With thunderbolt, you can really get super fast external storage that can used for big (video) project files and not need to spend time copying to nvme storage. And needlessly wearing the flash down too.

8TB on the 16" is kind of crazy, I guess for someone that keeps everything on internal storage that may be the way to go.

But be forewarned too, if your logic board suddenly dies and you have to get it replaced all that data is gone! IMHO it makes more sense to keep it sensible and use external storage. A 10Gbps NAS/SAN is also another option.
Mind you, if you're the kind of person who can make use of an 8TB SSD, you almost certainly have extensive backups and network storage ready to go!

The OP likely doesn't need external non-backup storage since this is more for watching movies and documents, but a backup, absolutely. As I like to put it: imagine your home is on fire and you have 30 seconds to grab anything you can't afford to lose... a backup drive is much easier to take than a laptop.
 

Oyeve

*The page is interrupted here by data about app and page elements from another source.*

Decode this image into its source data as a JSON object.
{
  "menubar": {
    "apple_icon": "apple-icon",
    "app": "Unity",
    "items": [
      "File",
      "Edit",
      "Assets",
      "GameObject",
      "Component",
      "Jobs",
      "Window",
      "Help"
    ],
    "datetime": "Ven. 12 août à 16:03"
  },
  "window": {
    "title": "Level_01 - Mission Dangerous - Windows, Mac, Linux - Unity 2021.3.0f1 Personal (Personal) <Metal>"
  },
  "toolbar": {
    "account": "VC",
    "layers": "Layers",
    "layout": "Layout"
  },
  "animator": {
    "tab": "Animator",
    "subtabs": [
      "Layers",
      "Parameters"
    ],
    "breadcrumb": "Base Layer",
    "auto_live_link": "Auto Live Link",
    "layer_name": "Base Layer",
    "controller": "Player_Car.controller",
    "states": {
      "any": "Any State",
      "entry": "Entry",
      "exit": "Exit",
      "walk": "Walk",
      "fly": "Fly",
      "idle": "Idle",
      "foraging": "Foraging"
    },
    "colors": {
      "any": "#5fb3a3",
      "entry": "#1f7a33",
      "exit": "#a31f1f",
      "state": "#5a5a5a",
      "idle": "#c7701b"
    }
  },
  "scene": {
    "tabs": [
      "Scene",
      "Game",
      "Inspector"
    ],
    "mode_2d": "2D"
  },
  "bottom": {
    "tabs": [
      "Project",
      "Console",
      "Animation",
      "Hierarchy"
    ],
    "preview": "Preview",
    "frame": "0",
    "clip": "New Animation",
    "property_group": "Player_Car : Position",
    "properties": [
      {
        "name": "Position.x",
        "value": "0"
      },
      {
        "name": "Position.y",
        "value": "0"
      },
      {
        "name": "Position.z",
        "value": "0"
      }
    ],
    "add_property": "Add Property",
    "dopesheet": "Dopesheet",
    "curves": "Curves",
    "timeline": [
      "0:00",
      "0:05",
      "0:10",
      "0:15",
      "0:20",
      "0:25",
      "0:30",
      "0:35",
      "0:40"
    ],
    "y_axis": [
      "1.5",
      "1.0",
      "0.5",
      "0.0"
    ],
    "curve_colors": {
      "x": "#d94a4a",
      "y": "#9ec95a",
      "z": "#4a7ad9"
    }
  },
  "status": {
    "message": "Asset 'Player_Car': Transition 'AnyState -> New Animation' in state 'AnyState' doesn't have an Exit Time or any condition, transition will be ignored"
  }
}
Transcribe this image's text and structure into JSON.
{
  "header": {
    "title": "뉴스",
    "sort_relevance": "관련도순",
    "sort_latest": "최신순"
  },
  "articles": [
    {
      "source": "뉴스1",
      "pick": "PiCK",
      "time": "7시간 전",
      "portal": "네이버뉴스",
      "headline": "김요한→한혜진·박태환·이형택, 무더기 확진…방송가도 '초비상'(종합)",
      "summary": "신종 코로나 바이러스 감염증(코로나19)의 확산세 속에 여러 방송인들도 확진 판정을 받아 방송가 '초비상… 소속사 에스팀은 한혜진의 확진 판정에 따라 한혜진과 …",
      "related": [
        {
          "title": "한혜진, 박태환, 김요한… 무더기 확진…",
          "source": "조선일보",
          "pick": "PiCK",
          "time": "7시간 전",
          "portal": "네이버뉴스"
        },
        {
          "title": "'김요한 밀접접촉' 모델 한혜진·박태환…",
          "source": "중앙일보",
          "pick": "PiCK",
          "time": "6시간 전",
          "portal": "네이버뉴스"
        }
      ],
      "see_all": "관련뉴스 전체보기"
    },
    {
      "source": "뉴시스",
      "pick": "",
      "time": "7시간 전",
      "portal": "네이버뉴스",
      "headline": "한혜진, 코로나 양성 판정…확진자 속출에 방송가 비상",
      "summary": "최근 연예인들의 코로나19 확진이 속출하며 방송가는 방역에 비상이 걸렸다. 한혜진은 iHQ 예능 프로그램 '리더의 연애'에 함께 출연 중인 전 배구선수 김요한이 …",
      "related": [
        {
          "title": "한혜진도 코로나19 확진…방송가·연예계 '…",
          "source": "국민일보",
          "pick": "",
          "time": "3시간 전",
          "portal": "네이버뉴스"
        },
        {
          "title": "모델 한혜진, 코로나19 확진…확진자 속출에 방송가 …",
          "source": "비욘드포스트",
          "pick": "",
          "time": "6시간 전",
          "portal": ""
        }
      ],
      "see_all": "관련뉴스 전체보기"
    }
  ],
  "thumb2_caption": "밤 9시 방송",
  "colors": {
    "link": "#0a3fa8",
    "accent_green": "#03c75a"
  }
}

Lifer
Oct 18, 1999
21,039
355
126
On my non Mac laptop I have 6tb but I game heavily and games are in the 100+ gb range now. Being that Mac is not a gaming platform you don't need that capacity. I only think it's necessary if you use it in a more professional manner, like video editing and such.
 

ASK THE COMMUNITY